• Your objective:
Those lines of the data that hold the word "link" are to be copied out.

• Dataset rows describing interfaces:

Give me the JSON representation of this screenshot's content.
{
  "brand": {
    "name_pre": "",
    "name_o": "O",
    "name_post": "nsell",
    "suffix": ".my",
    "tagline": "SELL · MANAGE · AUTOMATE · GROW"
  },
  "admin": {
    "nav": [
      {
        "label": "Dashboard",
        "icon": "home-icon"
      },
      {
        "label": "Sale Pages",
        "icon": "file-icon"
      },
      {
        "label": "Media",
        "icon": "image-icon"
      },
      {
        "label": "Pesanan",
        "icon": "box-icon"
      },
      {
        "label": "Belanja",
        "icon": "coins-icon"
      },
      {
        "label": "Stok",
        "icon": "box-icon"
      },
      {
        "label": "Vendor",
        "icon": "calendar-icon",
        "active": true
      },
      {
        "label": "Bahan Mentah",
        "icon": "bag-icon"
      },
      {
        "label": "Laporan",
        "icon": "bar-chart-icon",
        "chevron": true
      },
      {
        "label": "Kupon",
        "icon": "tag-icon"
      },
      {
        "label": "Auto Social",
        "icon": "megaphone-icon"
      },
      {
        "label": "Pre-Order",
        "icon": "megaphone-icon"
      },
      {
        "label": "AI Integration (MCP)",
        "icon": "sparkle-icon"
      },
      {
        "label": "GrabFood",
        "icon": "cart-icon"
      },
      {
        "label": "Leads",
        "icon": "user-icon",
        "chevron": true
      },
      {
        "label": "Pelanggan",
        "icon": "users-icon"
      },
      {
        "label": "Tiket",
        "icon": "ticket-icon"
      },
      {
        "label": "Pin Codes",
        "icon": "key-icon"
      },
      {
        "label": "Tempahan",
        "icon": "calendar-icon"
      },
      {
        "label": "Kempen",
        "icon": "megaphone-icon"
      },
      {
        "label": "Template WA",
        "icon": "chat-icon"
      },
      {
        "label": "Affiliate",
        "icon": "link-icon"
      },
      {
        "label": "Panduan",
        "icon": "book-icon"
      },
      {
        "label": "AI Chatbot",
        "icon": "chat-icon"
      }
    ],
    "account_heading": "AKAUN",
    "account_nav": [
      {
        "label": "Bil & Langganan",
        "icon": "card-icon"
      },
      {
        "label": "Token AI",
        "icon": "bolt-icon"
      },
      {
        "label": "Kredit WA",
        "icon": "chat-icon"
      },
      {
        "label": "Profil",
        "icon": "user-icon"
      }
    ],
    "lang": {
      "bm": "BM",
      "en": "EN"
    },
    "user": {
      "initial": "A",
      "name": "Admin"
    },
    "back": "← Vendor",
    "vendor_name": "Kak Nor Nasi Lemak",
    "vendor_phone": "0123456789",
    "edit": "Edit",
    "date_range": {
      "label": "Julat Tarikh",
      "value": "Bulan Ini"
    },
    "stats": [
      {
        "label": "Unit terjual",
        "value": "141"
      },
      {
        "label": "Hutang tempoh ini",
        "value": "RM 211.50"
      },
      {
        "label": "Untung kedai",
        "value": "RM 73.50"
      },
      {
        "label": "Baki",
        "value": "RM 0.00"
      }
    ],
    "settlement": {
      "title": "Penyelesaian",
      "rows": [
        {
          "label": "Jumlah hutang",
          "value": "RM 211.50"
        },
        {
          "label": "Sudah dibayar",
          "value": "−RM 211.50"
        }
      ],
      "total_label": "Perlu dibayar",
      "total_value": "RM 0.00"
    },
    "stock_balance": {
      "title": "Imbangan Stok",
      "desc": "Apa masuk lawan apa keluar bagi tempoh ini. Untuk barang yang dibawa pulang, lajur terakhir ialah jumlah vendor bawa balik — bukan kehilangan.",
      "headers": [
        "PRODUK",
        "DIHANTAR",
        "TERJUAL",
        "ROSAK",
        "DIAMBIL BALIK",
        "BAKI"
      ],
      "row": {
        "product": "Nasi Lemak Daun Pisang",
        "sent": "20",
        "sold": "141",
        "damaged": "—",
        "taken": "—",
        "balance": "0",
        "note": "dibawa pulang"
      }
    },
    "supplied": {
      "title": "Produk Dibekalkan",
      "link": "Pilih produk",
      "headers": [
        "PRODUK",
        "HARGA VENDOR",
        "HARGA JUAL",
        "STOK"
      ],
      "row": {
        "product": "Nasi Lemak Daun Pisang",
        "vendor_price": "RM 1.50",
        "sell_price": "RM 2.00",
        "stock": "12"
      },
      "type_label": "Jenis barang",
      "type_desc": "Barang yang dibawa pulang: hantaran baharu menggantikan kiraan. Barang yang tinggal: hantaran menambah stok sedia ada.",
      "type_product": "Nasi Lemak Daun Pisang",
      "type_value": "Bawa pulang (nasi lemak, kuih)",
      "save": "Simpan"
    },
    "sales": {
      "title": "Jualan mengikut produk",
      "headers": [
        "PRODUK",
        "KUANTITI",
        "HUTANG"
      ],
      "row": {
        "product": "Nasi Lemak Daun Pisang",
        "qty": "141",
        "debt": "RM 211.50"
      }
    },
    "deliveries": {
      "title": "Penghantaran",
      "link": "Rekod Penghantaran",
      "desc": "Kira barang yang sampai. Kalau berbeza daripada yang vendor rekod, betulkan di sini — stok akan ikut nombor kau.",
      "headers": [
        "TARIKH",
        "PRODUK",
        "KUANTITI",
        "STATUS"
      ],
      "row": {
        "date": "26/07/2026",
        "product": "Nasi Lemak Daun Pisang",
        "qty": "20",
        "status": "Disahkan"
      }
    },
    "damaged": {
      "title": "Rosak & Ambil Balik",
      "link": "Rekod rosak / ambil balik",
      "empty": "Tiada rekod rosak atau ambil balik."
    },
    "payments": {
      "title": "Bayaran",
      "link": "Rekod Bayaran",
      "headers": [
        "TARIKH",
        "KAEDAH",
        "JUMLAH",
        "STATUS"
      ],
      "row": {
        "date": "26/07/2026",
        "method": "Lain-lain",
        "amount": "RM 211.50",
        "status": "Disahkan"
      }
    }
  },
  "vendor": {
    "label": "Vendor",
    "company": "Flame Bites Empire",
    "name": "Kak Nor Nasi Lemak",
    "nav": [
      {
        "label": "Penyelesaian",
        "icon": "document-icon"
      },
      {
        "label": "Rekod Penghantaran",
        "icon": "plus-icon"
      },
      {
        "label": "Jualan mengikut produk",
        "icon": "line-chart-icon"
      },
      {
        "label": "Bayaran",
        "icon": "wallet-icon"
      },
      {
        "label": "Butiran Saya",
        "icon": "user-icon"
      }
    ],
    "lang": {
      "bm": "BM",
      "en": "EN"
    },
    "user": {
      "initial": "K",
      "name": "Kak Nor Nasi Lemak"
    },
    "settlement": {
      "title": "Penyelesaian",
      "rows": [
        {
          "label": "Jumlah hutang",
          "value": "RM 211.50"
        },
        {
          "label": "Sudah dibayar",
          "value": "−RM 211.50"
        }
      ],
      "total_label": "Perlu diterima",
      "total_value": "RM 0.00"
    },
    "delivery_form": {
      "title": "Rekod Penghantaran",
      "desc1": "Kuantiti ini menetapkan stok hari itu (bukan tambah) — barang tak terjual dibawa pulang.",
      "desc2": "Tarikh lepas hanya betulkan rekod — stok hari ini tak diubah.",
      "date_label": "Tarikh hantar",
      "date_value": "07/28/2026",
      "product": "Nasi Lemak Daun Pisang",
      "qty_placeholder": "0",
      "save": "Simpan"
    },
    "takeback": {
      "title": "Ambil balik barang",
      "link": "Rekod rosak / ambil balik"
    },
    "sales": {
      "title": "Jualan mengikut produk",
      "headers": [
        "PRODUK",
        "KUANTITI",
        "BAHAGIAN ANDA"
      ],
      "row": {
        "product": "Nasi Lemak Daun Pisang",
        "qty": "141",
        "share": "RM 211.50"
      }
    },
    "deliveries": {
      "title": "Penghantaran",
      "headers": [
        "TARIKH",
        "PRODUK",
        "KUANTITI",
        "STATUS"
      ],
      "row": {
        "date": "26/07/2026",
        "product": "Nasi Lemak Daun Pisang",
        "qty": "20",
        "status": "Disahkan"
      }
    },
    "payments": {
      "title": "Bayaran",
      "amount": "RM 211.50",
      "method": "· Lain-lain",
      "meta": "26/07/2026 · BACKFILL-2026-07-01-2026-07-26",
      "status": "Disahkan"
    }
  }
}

• Result below:
        "icon": "link-icon"
      "link": "Pilih produk",
      "link": "Rekod Penghantaran",
      "link": "Rekod rosak / ambil balik",
      "link": "Rekod Bayaran",
      "link": "Rekod rosak / ambil balik"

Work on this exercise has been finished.